Wikibooks: A Wikimedia project for collaboratively writing open-content textbooks that anyone can edit.

William Bunge’s Maps of Detroit: “Detroit Cartography/Geography = DETROITography—we are all about maps and geography of Detroit. We like to write about maps that other people make about the City as well as create our own maps of Detroit.” See and

With Those We Love Alive: A piece of interactive fiction by Porpentine Charity Heartscape built using Twine. See

Women Who Rock: A community that “brings together scholars, musicians, media-makers, performers, artists, and activists to explore the role of women and popular music in the creation of cultural scenes and social justice movements in the Americas and beyond.” See

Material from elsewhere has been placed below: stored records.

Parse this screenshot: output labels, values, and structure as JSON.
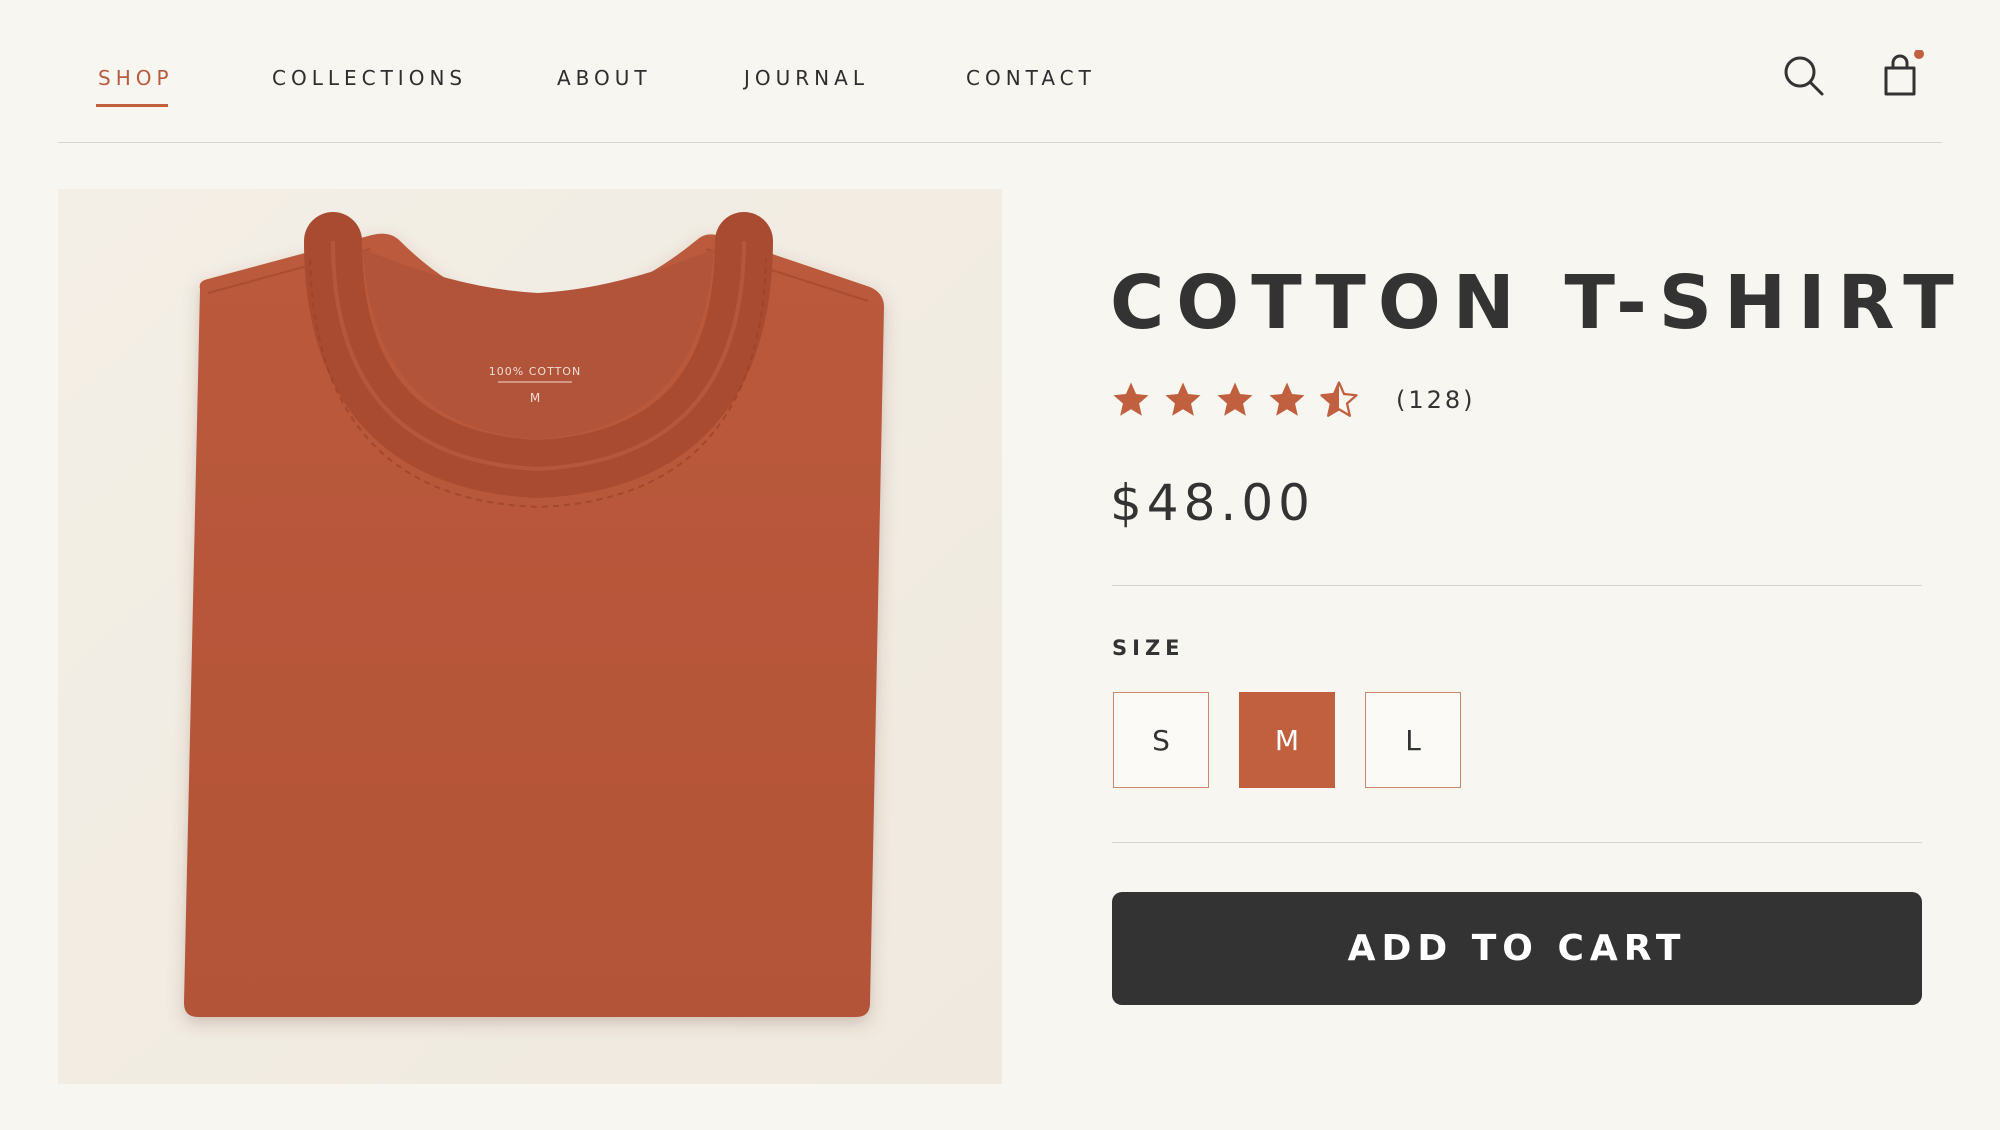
{
  "nav": {
    "items": [
      {
        "label": "SHOP",
        "active": true
      },
      {
        "label": "COLLECTIONS",
        "active": false
      },
      {
        "label": "ABOUT",
        "active": false
      },
      {
        "label": "JOURNAL",
        "active": false
      },
      {
        "label": "CONTACT",
        "active": false
      }
    ],
    "icons": [
      "search-icon",
      "shopping-bag-icon"
    ],
    "cart_has_items": true
  },
  "product": {
    "title": "COTTON T-SHIRT",
    "rating": 4.5,
    "rating_max": 5,
    "review_count": "(128)",
    "price": "$48.00",
    "image": {
      "label_text": "100% COTTON",
      "label_size": "M"
    },
    "size_label": "SIZE",
    "sizes": [
      {
        "label": "S",
        "selected": false
      },
      {
        "label": "M",
        "selected": true
      },
      {
        "label": "L",
        "selected": false
      }
    ],
    "add_to_cart_label": "ADD TO CART"
  },
  "colors": {
    "accent": "#c0603f",
    "background": "#f8f6f1",
    "dark": "#333333",
    "shirt": "#b95639"
  }
}
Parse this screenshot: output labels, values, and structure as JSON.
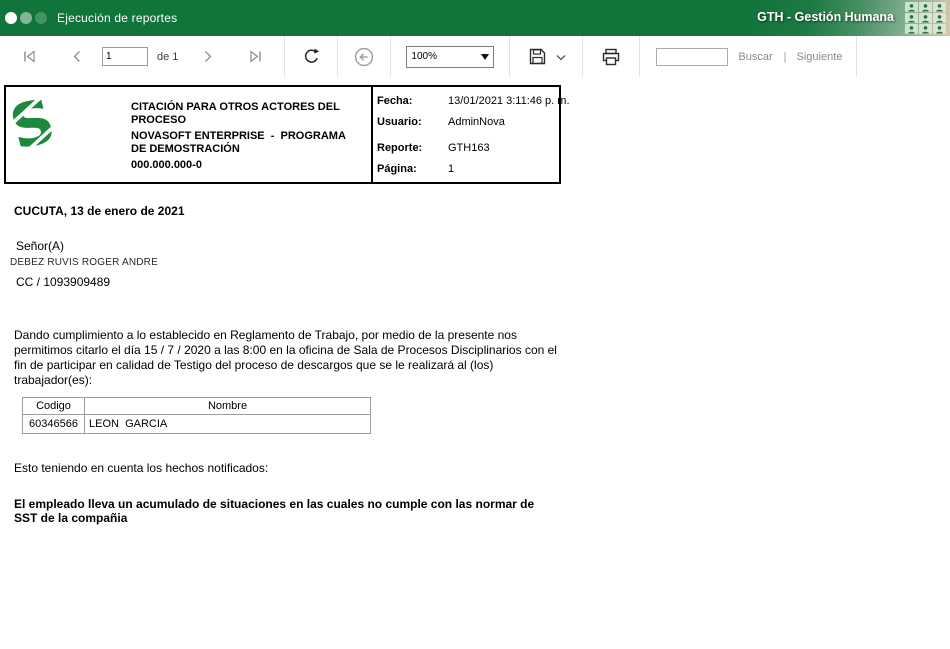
{
  "titlebar": {
    "title": "Ejecución de reportes",
    "module_label": "GTH - Gestión Humana"
  },
  "toolbar": {
    "page_value": "1",
    "page_of": "de 1",
    "zoom_value": "100%",
    "search_value": "",
    "find_label": "Buscar",
    "find_separator": "|",
    "find_next_label": "Siguiente"
  },
  "report": {
    "header": {
      "title": "CITACIÓN PARA OTROS ACTORES DEL PROCESO",
      "company": "NOVASOFT ENTERPRISE  -  PROGRAMA DE DEMOSTRACIÓN",
      "nit": "000.000.000-0",
      "meta": [
        {
          "label": "Fecha:",
          "value": "13/01/2021 3:11:46 p. m."
        },
        {
          "label": "Usuario:",
          "value": "AdminNova"
        },
        {
          "label": "Reporte:",
          "value": "GTH163"
        },
        {
          "label": "Página:",
          "value": "1"
        }
      ]
    },
    "city_date": "CUCUTA, 13 de enero de 2021",
    "salutation": "Señor(A)",
    "recipient_name": "DEBEZ RUVIS ROGER ANDRE",
    "recipient_id": "CC / 1093909489",
    "body_paragraph": "Dando cumplimiento a lo establecido en Reglamento de Trabajo, por medio de la presente nos permitimos citarlo el día 15 / 7 / 2020 a las 8:00 en la oficina de Sala de Procesos Disciplinarios con el fin de participar en calidad de Testigo del proceso de descargos que se le realizará al (los) trabajador(es):",
    "table": {
      "headers": [
        "Codigo",
        "Nombre"
      ],
      "rows": [
        {
          "codigo": "60346566",
          "nombre": "LEON  GARCIA"
        }
      ]
    },
    "facts_line": "Esto teniendo en cuenta los hechos notificados:",
    "note": "El empleado lleva un acumulado de situaciones en las cuales no cumple con las normar de SST de la compañia"
  },
  "colors": {
    "titlebar_green": "#11743a",
    "logo_green": "#1b8a3f",
    "toolbar_icon_gray": "#8c8c8c",
    "toolbar_icon_dark": "#2b2b2b"
  },
  "icons": {
    "window_dots": "three-circles",
    "first_page": "bar-left-triangle |◁",
    "prev_page": "chevron-left ‹",
    "next_page": "chevron-right ›",
    "last_page": "triangle-bar-right ▷|",
    "refresh": "circular-arrow ↻",
    "back": "circled-arrow-left ⊖",
    "zoom_dropdown": "caret-down ▾",
    "export": "floppy-disk",
    "export_menu": "chevron-down ▾",
    "print": "printer",
    "people_tile": "person-silhouette",
    "logo": "novasoft-s-mark"
  }
}
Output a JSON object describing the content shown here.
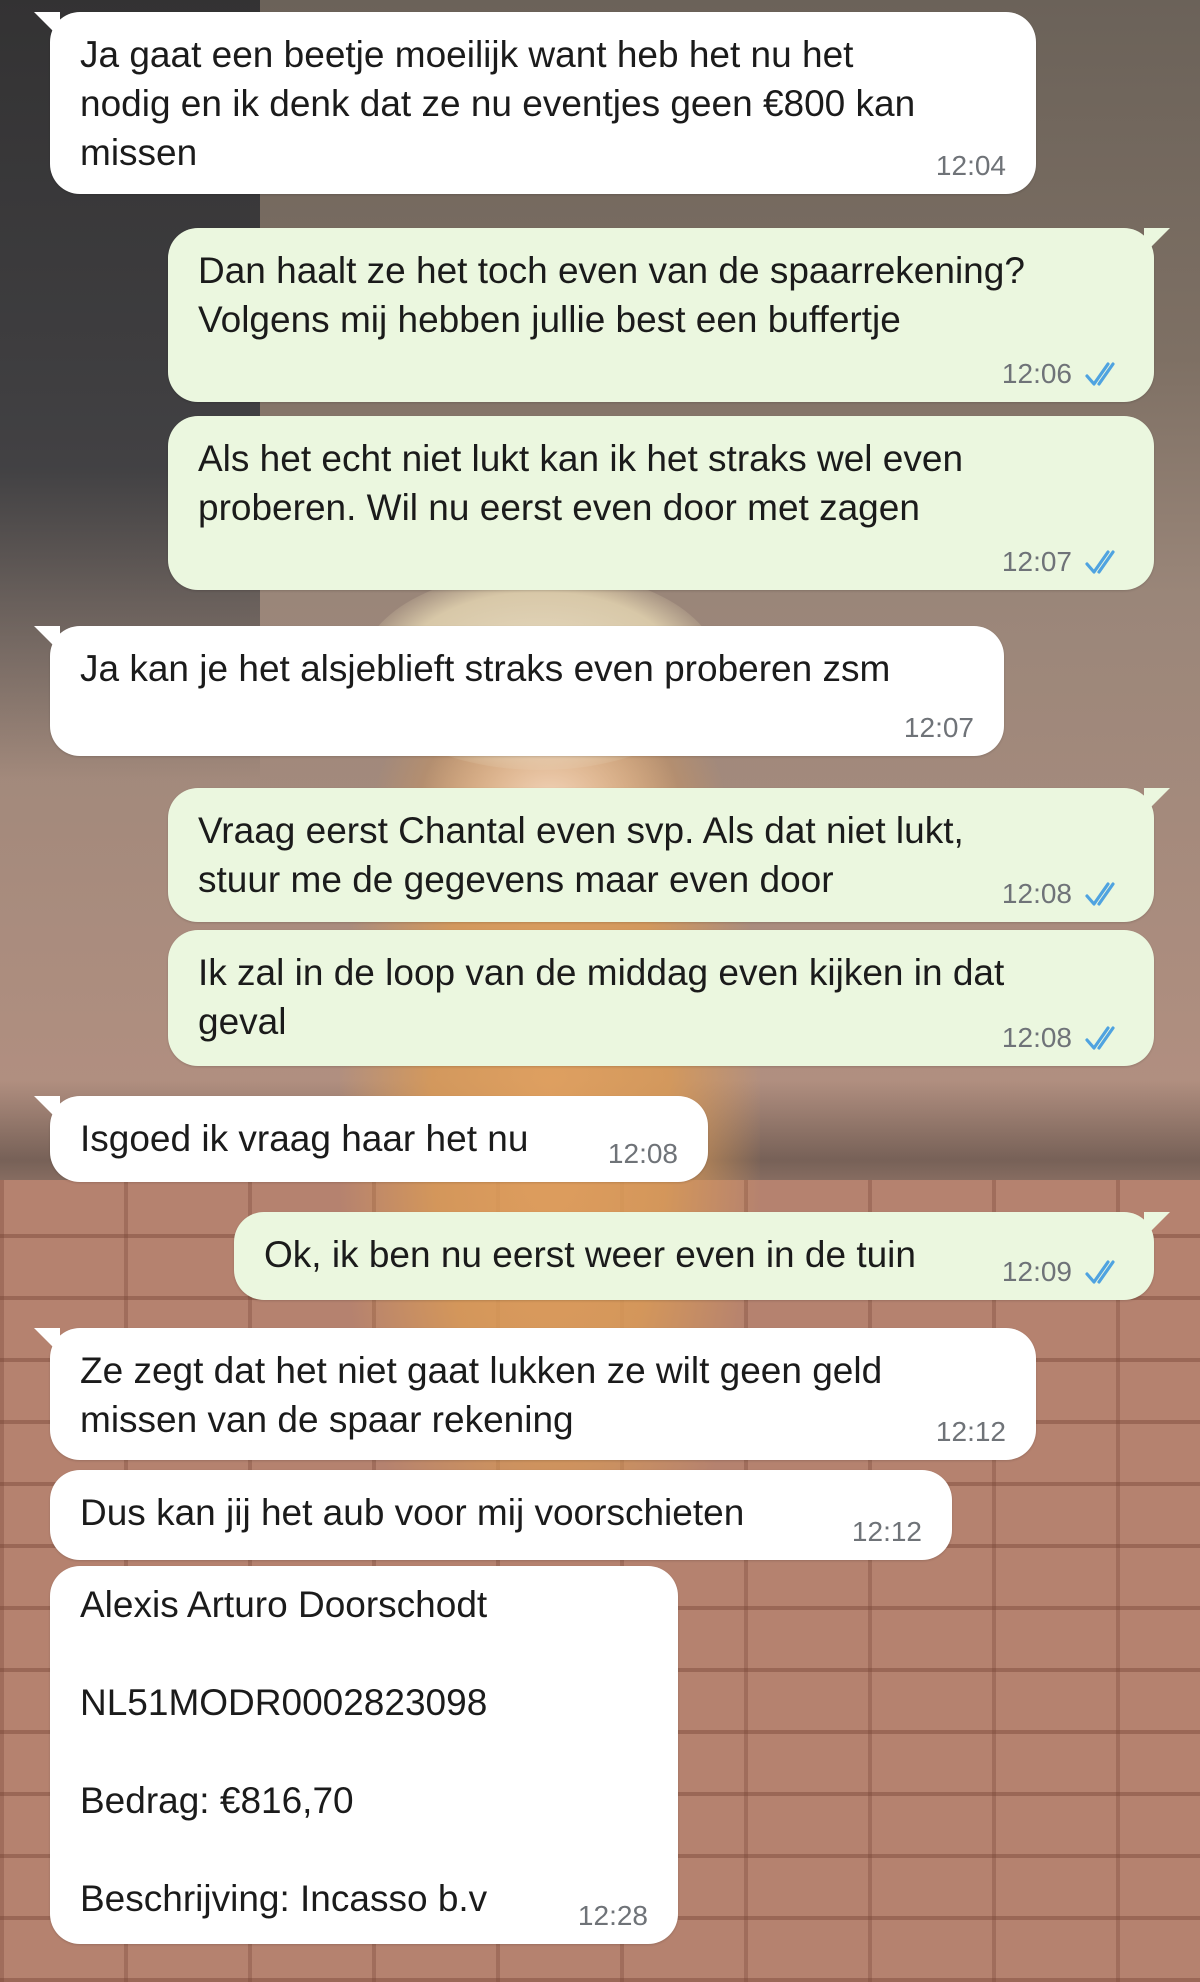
{
  "conversation": {
    "messages": [
      {
        "direction": "incoming",
        "text": "Ja gaat een beetje moeilijk want heb het nu het\nnodig en ik denk dat ze nu eventjes geen €800 kan\nmissen",
        "time": "12:04"
      },
      {
        "direction": "outgoing",
        "text": "Dan haalt ze het toch even van de spaarrekening?\nVolgens mij hebben jullie best een buffertje",
        "time": "12:06",
        "status": "read",
        "status_icon": "double-check-icon"
      },
      {
        "direction": "outgoing",
        "text": "Als het echt niet lukt kan ik het straks wel even\nproberen. Wil nu eerst even door met zagen",
        "time": "12:07",
        "status": "read",
        "status_icon": "double-check-icon"
      },
      {
        "direction": "incoming",
        "text": "Ja kan je het alsjeblieft straks even proberen zsm",
        "time": "12:07"
      },
      {
        "direction": "outgoing",
        "text": "Vraag eerst Chantal even svp. Als dat niet lukt,\nstuur me de gegevens maar even door",
        "time": "12:08",
        "status": "read",
        "status_icon": "double-check-icon"
      },
      {
        "direction": "outgoing",
        "text": "Ik zal in de loop van de middag even kijken in dat\ngeval",
        "time": "12:08",
        "status": "read",
        "status_icon": "double-check-icon"
      },
      {
        "direction": "incoming",
        "text": "Isgoed ik vraag haar het nu",
        "time": "12:08"
      },
      {
        "direction": "outgoing",
        "text": "Ok, ik ben nu eerst weer even in de tuin",
        "time": "12:09",
        "status": "read",
        "status_icon": "double-check-icon"
      },
      {
        "direction": "incoming",
        "text": "Ze zegt dat het niet gaat lukken ze wilt geen geld\nmissen van de spaar rekening",
        "time": "12:12"
      },
      {
        "direction": "incoming",
        "text": "Dus kan jij het aub voor mij voorschieten",
        "time": "12:12"
      },
      {
        "direction": "incoming",
        "name_line": "Alexis Arturo Doorschodt",
        "iban_line": "NL51MODR0002823098",
        "amount_line": "Bedrag: €816,70",
        "description_line": "Beschrijving: Incasso b.v",
        "time": "12:28"
      }
    ]
  },
  "theme": {
    "incoming_bubble": "#ffffff",
    "outgoing_bubble": "#ebf7df",
    "read_tick_color": "#4fa3e0",
    "timestamp_color": "#6f7378"
  }
}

Women Who Rock Oral History Archive: “The Women Who Rock Digital Oral History Archive fosters the development of participant-driven scholarship, on-line exhibits, curriculum, and media production.” See

WordPress: “[W]eb software you can use to create a beautiful website, blog, or app. . . . The core software is built by hundreds of community volunteers, and when you’re ready for more there are thousands of plugins and themes available to transform your site into almost anything you can imagine.” See

World Wide Web / Million Man March: An interactive CD-ROM by Reginald Woolery that “suggests the fluidity of ‘race and place’ at play, yet denied, in contemporary dialogues centering on technology and emergent social bodies.” See

xxn: Jonathan Kemp. See

YoHa: A partnership between Graham Harwood and Matsuko Yokokoji (est. 1994) who co-founded the artists group Mongrel (1996-2007) and established the Mediashed, a free-media lab in Southend-on-sea (2005-08). See

Young-Hae Chang Heavy Industries: A Seoul-based web art group. See

YouTube: “Enjoy the videos and music you love, upload original content, and share it all with friends, family, and the world on YouTube.” See

Zooniverse: “[T]he world’s largest and most popular platform for people-powered research. This research is made possible by volunteers—hundreds of thousands of people around the world who come together to assist professional researchers.” See

Cover image for the Companion by Danielle Morgan. Featured image by Danielle Morgan, edited with texture by Kate Compton. Everything used with permission. I created this page on 19 June 2019, based on material published in the Companion in 2018, and last updated it on 30 January 2022.